A model is proposed which attempts to explain the complete ‘burst cycle’. This model views the wall streak as a sub-boundary layer, within the conventionally defined boundary layer, and the lift-up stage of bursting either as an upwelling motion of this sub-boundary layer which is similar to a local, convected separation or, equivalently, as the consequence of a vortex roll-up. ‘Sweeps’ are thought to represent the passage of a previous burst from further upstream. They appear either to impress on the wall streak the temporary adverse pressure gradient required to bring about its lifting or, alternatively, to provide the outer vortex which rolls up with the vortex associated with the wall streak.
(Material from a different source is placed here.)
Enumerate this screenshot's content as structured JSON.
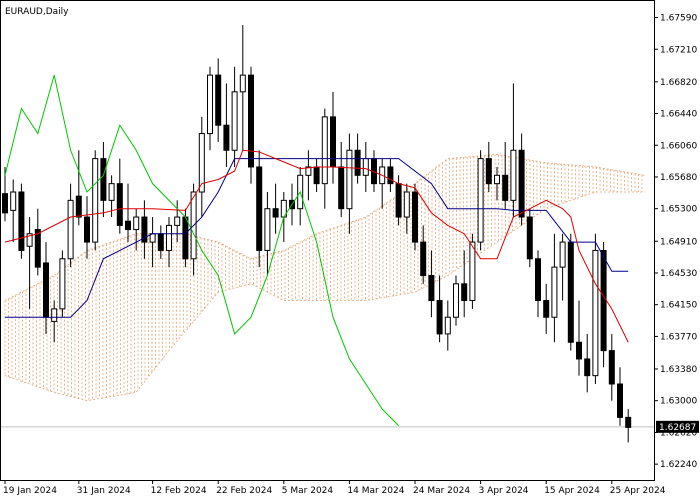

The model is also used to explain how the interactions between a burst and a sweep bring about (i) breakup, as well as (ii) new wall streaks further downstream.
Arguments are presented to demonstrate that the three kinds of oscillatory growth reported by Kim, Kline & Reynolds (1971) may be associated with just one type of flow structure: the stretched and lifted vortex described by Kline et al. (1967).